**EXERCISE:**
Report every line below that has the string "from" in it.
** DATA TO EXAMINE follows **
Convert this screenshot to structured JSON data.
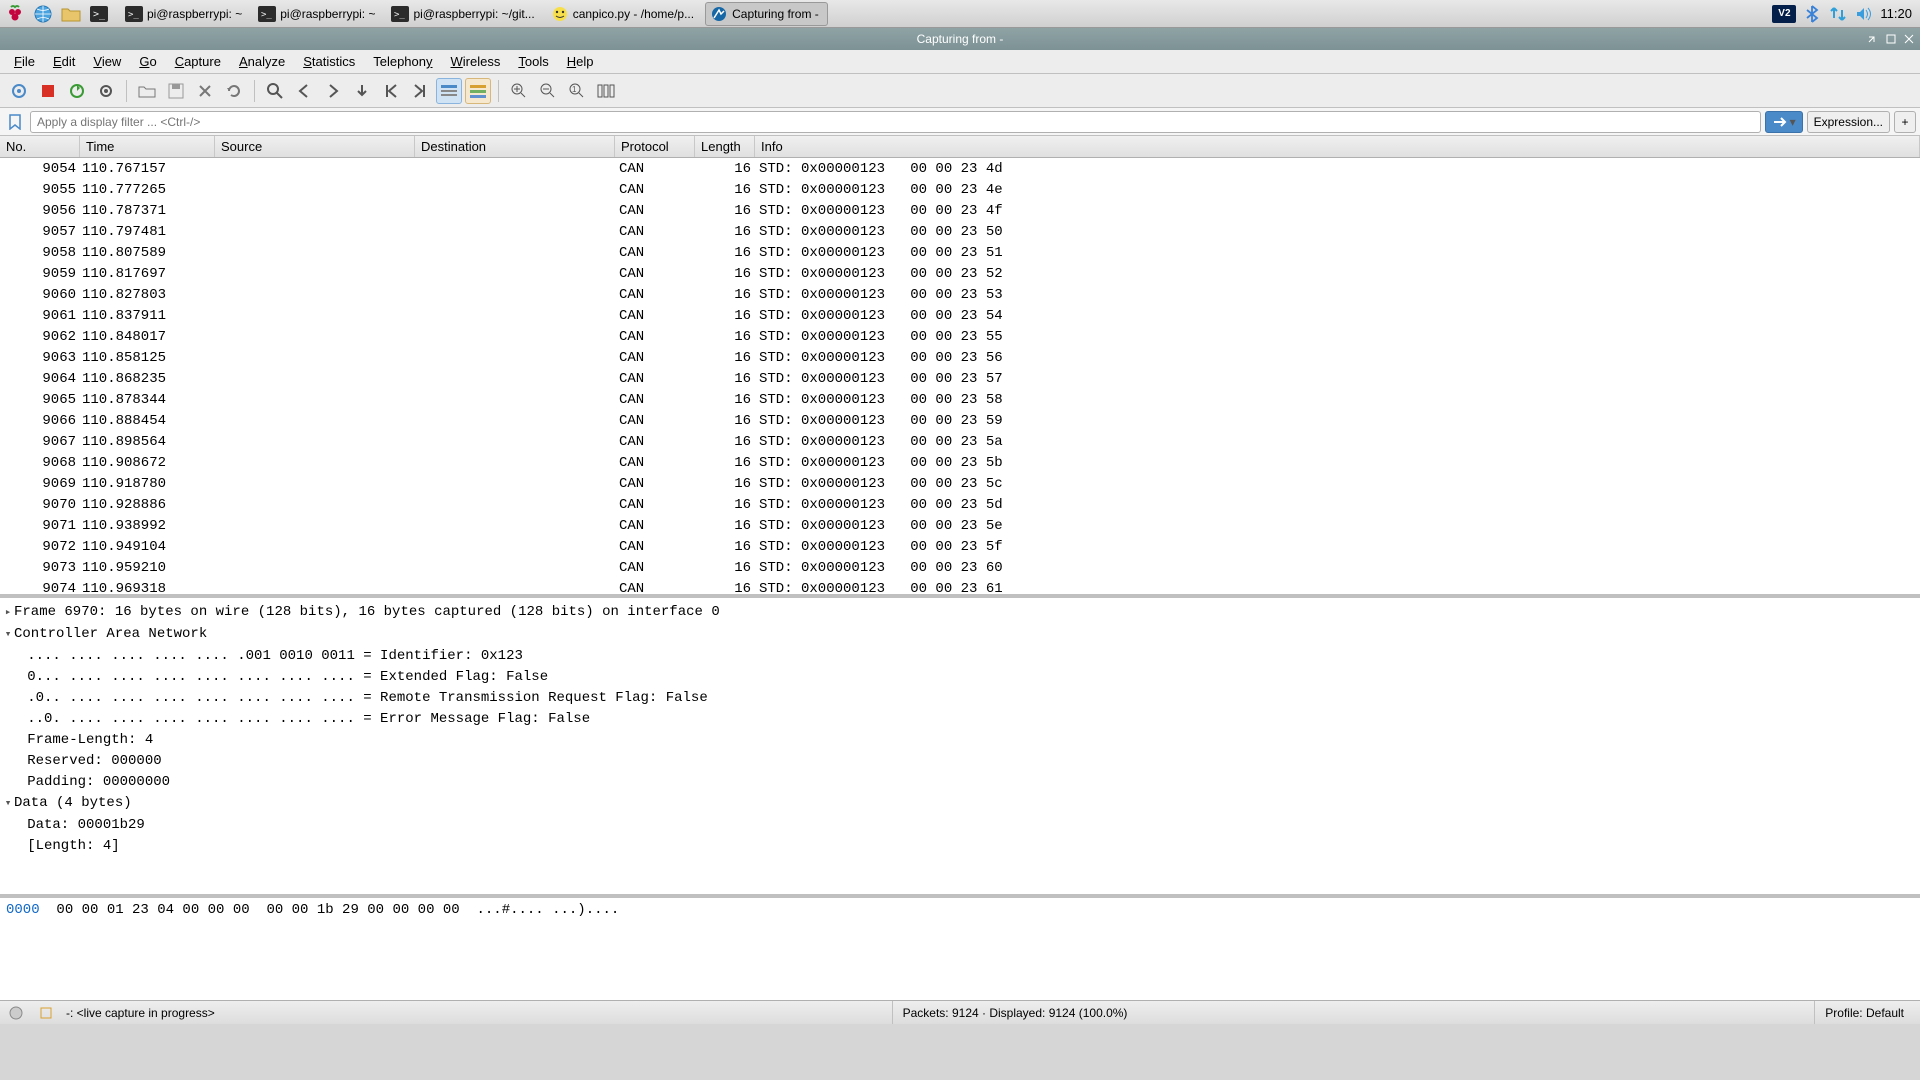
{
  "taskbar": {
    "items": [
      {
        "label": "pi@raspberrypi: ~"
      },
      {
        "label": "pi@raspberrypi: ~"
      },
      {
        "label": "pi@raspberrypi: ~/git..."
      },
      {
        "label": "canpico.py - /home/p..."
      },
      {
        "label": "Capturing from -",
        "active": true
      }
    ],
    "clock": "11:20"
  },
  "window": {
    "title": "Capturing from -"
  },
  "menu": {
    "file": "File",
    "edit": "Edit",
    "view": "View",
    "go": "Go",
    "capture": "Capture",
    "analyze": "Analyze",
    "statistics": "Statistics",
    "telephony": "Telephony",
    "wireless": "Wireless",
    "tools": "Tools",
    "help": "Help"
  },
  "filter": {
    "placeholder": "Apply a display filter ... <Ctrl-/>",
    "expression": "Expression...",
    "plus": "+"
  },
  "columns": {
    "no": "No.",
    "time": "Time",
    "source": "Source",
    "destination": "Destination",
    "protocol": "Protocol",
    "length": "Length",
    "info": "Info"
  },
  "packets": [
    {
      "no": "9054",
      "time": "110.767157",
      "proto": "CAN",
      "len": "16",
      "info": "STD: 0x00000123   00 00 23 4d"
    },
    {
      "no": "9055",
      "time": "110.777265",
      "proto": "CAN",
      "len": "16",
      "info": "STD: 0x00000123   00 00 23 4e"
    },
    {
      "no": "9056",
      "time": "110.787371",
      "proto": "CAN",
      "len": "16",
      "info": "STD: 0x00000123   00 00 23 4f"
    },
    {
      "no": "9057",
      "time": "110.797481",
      "proto": "CAN",
      "len": "16",
      "info": "STD: 0x00000123   00 00 23 50"
    },
    {
      "no": "9058",
      "time": "110.807589",
      "proto": "CAN",
      "len": "16",
      "info": "STD: 0x00000123   00 00 23 51"
    },
    {
      "no": "9059",
      "time": "110.817697",
      "proto": "CAN",
      "len": "16",
      "info": "STD: 0x00000123   00 00 23 52"
    },
    {
      "no": "9060",
      "time": "110.827803",
      "proto": "CAN",
      "len": "16",
      "info": "STD: 0x00000123   00 00 23 53"
    },
    {
      "no": "9061",
      "time": "110.837911",
      "proto": "CAN",
      "len": "16",
      "info": "STD: 0x00000123   00 00 23 54"
    },
    {
      "no": "9062",
      "time": "110.848017",
      "proto": "CAN",
      "len": "16",
      "info": "STD: 0x00000123   00 00 23 55"
    },
    {
      "no": "9063",
      "time": "110.858125",
      "proto": "CAN",
      "len": "16",
      "info": "STD: 0x00000123   00 00 23 56"
    },
    {
      "no": "9064",
      "time": "110.868235",
      "proto": "CAN",
      "len": "16",
      "info": "STD: 0x00000123   00 00 23 57"
    },
    {
      "no": "9065",
      "time": "110.878344",
      "proto": "CAN",
      "len": "16",
      "info": "STD: 0x00000123   00 00 23 58"
    },
    {
      "no": "9066",
      "time": "110.888454",
      "proto": "CAN",
      "len": "16",
      "info": "STD: 0x00000123   00 00 23 59"
    },
    {
      "no": "9067",
      "time": "110.898564",
      "proto": "CAN",
      "len": "16",
      "info": "STD: 0x00000123   00 00 23 5a"
    },
    {
      "no": "9068",
      "time": "110.908672",
      "proto": "CAN",
      "len": "16",
      "info": "STD: 0x00000123   00 00 23 5b"
    },
    {
      "no": "9069",
      "time": "110.918780",
      "proto": "CAN",
      "len": "16",
      "info": "STD: 0x00000123   00 00 23 5c"
    },
    {
      "no": "9070",
      "time": "110.928886",
      "proto": "CAN",
      "len": "16",
      "info": "STD: 0x00000123   00 00 23 5d"
    },
    {
      "no": "9071",
      "time": "110.938992",
      "proto": "CAN",
      "len": "16",
      "info": "STD: 0x00000123   00 00 23 5e"
    },
    {
      "no": "9072",
      "time": "110.949104",
      "proto": "CAN",
      "len": "16",
      "info": "STD: 0x00000123   00 00 23 5f"
    },
    {
      "no": "9073",
      "time": "110.959210",
      "proto": "CAN",
      "len": "16",
      "info": "STD: 0x00000123   00 00 23 60"
    },
    {
      "no": "9074",
      "time": "110.969318",
      "proto": "CAN",
      "len": "16",
      "info": "STD: 0x00000123   00 00 23 61"
    }
  ],
  "detail": {
    "frame": "Frame 6970: 16 bytes on wire (128 bits), 16 bytes captured (128 bits) on interface 0",
    "can": "Controller Area Network",
    "id": "   .... .... .... .... .... .001 0010 0011 = Identifier: 0x123",
    "ext": "   0... .... .... .... .... .... .... .... = Extended Flag: False",
    "rtr": "   .0.. .... .... .... .... .... .... .... = Remote Transmission Request Flag: False",
    "err": "   ..0. .... .... .... .... .... .... .... = Error Message Flag: False",
    "flen": "   Frame-Length: 4",
    "res": "   Reserved: 000000",
    "pad": "   Padding: 00000000",
    "datahdr": "Data (4 bytes)",
    "data": "   Data: 00001b29",
    "len": "   [Length: 4]"
  },
  "bytes": {
    "offset": "0000",
    "hex": "  00 00 01 23 04 00 00 00  00 00 1b 29 00 00 00 00  ",
    "ascii": "...#.... ...)...."
  },
  "status": {
    "left": "-: <live capture in progress>",
    "mid": "Packets: 9124 · Displayed: 9124 (100.0%)",
    "right": "Profile: Default"
  }
}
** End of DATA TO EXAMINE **
**SOLUTION TO THE PROBLEM:**
        "label": "Capturing from -",
    "title": "Capturing from -"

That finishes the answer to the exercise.